___ Extracted information

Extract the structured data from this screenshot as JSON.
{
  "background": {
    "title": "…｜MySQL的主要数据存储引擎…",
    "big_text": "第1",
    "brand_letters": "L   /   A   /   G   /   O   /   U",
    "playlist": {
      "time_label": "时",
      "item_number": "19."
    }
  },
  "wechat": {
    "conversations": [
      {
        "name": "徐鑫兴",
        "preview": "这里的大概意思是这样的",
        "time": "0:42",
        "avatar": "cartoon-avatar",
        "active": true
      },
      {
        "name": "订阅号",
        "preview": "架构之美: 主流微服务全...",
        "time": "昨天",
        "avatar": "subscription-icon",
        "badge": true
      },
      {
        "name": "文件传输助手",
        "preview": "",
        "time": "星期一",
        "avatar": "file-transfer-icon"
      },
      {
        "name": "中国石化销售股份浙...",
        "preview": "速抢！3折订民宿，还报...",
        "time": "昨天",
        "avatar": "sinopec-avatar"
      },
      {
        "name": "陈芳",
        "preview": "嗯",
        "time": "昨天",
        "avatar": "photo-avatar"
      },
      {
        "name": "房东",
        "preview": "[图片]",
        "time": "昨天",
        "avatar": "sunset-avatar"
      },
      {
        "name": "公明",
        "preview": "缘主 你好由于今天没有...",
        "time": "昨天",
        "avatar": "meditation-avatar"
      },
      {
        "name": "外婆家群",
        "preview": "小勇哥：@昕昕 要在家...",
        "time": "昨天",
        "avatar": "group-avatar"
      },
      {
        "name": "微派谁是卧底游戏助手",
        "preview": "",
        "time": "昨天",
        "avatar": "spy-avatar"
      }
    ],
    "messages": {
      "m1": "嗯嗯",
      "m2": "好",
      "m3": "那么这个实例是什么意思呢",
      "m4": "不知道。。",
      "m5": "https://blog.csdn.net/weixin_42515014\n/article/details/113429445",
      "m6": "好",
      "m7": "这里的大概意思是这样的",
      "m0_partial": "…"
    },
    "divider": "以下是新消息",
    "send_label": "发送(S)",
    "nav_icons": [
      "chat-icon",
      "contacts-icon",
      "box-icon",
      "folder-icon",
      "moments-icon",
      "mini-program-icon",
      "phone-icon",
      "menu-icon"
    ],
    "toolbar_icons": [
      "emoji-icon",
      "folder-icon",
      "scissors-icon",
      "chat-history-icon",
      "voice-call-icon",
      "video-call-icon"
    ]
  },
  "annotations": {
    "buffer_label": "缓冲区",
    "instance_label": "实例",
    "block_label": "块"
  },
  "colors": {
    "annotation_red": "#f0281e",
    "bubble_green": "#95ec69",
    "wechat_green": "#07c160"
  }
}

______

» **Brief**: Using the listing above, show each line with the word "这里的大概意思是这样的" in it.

» **Answer to the problem**:
        "preview": "这里的大概意思是这样的",
      "m7": "这里的大概意思是这样的",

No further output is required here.